WHAT THE EXERCISE ASKS:
Nothing in the entries below may be altered; print them as they stand.

RECORD EXTRACTS:
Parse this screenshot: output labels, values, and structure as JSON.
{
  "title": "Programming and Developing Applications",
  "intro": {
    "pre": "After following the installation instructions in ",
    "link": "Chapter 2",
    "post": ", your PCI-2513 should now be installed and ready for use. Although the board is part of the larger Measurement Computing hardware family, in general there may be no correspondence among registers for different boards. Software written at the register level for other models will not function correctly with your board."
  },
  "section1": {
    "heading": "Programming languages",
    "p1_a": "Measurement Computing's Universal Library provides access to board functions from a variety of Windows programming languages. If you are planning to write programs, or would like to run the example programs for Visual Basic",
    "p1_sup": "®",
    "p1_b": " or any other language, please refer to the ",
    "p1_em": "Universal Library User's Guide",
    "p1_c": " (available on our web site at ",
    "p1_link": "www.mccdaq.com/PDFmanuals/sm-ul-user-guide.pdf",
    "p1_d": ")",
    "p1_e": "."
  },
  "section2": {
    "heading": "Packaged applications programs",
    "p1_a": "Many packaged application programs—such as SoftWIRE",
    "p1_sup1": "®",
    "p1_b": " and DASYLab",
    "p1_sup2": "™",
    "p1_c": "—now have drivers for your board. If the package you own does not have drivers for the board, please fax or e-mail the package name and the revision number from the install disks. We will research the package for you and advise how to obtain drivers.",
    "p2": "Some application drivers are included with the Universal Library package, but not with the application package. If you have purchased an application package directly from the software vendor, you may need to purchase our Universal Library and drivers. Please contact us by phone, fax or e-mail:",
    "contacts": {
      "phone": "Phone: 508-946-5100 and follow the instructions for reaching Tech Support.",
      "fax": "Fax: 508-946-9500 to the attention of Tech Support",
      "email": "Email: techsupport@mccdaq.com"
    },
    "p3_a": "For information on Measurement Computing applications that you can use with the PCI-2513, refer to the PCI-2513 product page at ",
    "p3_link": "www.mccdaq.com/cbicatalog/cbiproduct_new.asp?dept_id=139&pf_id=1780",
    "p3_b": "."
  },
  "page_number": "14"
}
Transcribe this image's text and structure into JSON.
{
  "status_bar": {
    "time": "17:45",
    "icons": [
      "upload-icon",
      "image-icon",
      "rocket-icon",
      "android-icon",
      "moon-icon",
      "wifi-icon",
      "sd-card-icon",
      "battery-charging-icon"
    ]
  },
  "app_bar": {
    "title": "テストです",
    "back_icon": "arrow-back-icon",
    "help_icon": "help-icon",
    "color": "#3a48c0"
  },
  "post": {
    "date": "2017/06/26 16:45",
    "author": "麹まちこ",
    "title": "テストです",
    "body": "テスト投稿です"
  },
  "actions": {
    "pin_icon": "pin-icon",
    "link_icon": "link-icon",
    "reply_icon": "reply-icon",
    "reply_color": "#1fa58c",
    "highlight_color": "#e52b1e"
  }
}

YOUR SOLUTION:
Parse this screenshot: output labels, values, and structure as JSON.
{
  "title": "Programming and Developing Applications",
  "intro": {
    "pre": "After following the installation instructions in ",
    "link": "Chapter 2",
    "post": ", your PCI-2513 should now be installed and ready for use. Although the board is part of the larger Measurement Computing hardware family, in general there may be no correspondence among registers for different boards. Software written at the register level for other models will not function correctly with your board."
  },
  "section1": {
    "heading": "Programming languages",
    "p1_a": "Measurement Computing's Universal Library provides access to board functions from a variety of Windows programming languages. If you are planning to write programs, or would like to run the example programs for Visual Basic",
    "p1_sup": "®",
    "p1_b": " or any other language, please refer to the ",
    "p1_em": "Universal Library User's Guide",
    "p1_c": " (available on our web site at ",
    "p1_link": "www.mccdaq.com/PDFmanuals/sm-ul-user-guide.pdf",
    "p1_d": ")",
    "p1_e": "."
  },
  "section2": {
    "heading": "Packaged applications programs",
    "p1_a": "Many packaged application programs—such as SoftWIRE",
    "p1_sup1": "®",
    "p1_b": " and DASYLab",
    "p1_sup2": "™",
    "p1_c": "—now have drivers for your board. If the package you own does not have drivers for the board, please fax or e-mail the package name and the revision number from the install disks. We will research the package for you and advise how to obtain drivers.",
    "p2": "Some application drivers are included with the Universal Library package, but not with the application package. If you have purchased an application package directly from the software vendor, you may need to purchase our Universal Library and drivers. Please contact us by phone, fax or e-mail:",
    "contacts": {
      "phone": "Phone: 508-946-5100 and follow the instructions for reaching Tech Support.",
      "fax": "Fax: 508-946-9500 to the attention of Tech Support",
      "email": "Email: techsupport@mccdaq.com"
    },
    "p3_a": "For information on Measurement Computing applications that you can use with the PCI-2513, refer to the PCI-2513 product page at ",
    "p3_link": "www.mccdaq.com/cbicatalog/cbiproduct_new.asp?dept_id=139&pf_id=1780",
    "p3_b": "."
  },
  "page_number": "14"
}
Transcribe this image's text and structure into JSON.
{
  "status_bar": {
    "time": "17:45",
    "icons": [
      "upload-icon",
      "image-icon",
      "rocket-icon",
      "android-icon",
      "moon-icon",
      "wifi-icon",
      "sd-card-icon",
      "battery-charging-icon"
    ]
  },
  "app_bar": {
    "title": "テストです",
    "back_icon": "arrow-back-icon",
    "help_icon": "help-icon",
    "color": "#3a48c0"
  },
  "post": {
    "date": "2017/06/26 16:45",
    "author": "麹まちこ",
    "title": "テストです",
    "body": "テスト投稿です"
  },
  "actions": {
    "pin_icon": "pin-icon",
    "link_icon": "link-icon",
    "reply_icon": "reply-icon",
    "reply_color": "#1fa58c",
    "highlight_color": "#e52b1e"
  }
}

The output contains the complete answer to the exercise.